## Work to complete
All lines in the data bearing the string "Daily" should be identified and copied.

(Records contained in a dataset)

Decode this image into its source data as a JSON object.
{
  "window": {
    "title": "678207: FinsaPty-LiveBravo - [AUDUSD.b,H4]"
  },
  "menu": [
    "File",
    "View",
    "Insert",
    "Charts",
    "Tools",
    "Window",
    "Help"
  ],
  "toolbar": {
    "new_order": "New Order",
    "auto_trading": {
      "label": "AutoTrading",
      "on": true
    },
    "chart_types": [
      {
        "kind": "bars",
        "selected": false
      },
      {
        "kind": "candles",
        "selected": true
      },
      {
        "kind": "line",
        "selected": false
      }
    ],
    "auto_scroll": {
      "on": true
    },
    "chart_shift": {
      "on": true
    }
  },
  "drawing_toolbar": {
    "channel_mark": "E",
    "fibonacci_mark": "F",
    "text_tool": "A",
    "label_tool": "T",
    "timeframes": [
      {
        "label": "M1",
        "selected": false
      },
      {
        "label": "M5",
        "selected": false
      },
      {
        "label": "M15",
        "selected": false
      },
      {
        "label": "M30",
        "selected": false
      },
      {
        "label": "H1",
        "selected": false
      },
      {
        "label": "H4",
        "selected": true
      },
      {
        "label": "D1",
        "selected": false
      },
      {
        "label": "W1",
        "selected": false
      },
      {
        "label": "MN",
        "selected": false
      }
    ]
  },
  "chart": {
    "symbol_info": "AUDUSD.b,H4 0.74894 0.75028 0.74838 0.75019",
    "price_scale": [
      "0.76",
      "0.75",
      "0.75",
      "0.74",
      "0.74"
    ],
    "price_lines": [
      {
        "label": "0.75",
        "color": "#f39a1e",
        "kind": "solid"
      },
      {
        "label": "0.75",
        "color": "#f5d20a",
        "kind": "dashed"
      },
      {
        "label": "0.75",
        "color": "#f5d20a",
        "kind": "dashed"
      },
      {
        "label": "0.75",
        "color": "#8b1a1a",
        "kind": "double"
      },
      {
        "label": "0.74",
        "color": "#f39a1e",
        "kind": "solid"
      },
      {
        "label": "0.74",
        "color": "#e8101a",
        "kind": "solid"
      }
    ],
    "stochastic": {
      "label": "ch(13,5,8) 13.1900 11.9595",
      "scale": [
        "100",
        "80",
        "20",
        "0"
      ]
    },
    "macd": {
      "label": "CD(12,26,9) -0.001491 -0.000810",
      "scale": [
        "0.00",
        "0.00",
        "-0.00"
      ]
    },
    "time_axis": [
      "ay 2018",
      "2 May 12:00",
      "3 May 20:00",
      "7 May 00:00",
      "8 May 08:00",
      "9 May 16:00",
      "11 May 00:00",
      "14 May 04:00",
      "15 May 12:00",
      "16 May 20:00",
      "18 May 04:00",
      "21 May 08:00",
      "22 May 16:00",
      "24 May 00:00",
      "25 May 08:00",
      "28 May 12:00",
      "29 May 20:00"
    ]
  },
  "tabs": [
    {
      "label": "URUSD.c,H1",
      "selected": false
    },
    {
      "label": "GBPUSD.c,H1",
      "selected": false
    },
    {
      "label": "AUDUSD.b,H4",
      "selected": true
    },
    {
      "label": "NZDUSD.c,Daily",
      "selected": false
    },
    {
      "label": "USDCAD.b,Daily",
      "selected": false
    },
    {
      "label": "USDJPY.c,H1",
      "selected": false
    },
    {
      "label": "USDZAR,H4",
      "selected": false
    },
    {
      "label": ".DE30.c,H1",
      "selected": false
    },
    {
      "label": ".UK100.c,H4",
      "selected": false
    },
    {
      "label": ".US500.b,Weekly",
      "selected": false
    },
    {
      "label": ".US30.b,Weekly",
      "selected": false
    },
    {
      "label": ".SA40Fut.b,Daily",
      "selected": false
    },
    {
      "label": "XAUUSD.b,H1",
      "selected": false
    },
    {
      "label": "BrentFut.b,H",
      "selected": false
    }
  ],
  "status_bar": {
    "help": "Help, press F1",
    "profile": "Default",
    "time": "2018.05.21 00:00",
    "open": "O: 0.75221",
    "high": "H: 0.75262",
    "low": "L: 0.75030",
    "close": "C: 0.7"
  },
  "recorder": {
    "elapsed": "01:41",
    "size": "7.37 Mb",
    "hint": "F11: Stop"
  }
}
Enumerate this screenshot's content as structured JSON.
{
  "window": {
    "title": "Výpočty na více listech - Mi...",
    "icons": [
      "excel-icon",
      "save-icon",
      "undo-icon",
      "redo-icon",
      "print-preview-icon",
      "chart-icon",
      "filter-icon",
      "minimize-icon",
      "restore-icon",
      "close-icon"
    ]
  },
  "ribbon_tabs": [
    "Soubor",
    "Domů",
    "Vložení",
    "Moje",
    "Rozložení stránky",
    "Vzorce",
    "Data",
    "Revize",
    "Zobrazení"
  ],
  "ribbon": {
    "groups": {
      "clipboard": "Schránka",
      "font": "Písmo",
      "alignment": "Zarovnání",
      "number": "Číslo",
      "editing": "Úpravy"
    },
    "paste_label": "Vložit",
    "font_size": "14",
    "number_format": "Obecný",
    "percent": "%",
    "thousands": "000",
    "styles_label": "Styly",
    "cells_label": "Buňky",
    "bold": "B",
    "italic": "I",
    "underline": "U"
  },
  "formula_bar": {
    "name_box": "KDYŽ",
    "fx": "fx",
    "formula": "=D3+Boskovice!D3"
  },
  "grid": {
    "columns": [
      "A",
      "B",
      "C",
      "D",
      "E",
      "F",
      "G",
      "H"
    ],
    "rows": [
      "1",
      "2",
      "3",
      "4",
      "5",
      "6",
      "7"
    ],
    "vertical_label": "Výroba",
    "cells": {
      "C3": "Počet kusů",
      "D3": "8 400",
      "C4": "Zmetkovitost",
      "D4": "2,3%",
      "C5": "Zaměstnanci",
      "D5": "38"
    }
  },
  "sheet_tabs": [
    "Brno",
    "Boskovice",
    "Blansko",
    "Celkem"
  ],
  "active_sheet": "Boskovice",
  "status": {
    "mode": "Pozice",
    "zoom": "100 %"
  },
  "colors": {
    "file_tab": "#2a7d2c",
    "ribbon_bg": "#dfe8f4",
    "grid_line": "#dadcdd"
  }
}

## Problem solution
      "label": "NZDUSD.c,Daily",
      "label": "USDCAD.b,Daily",
      "label": ".SA40Fut.b,Daily",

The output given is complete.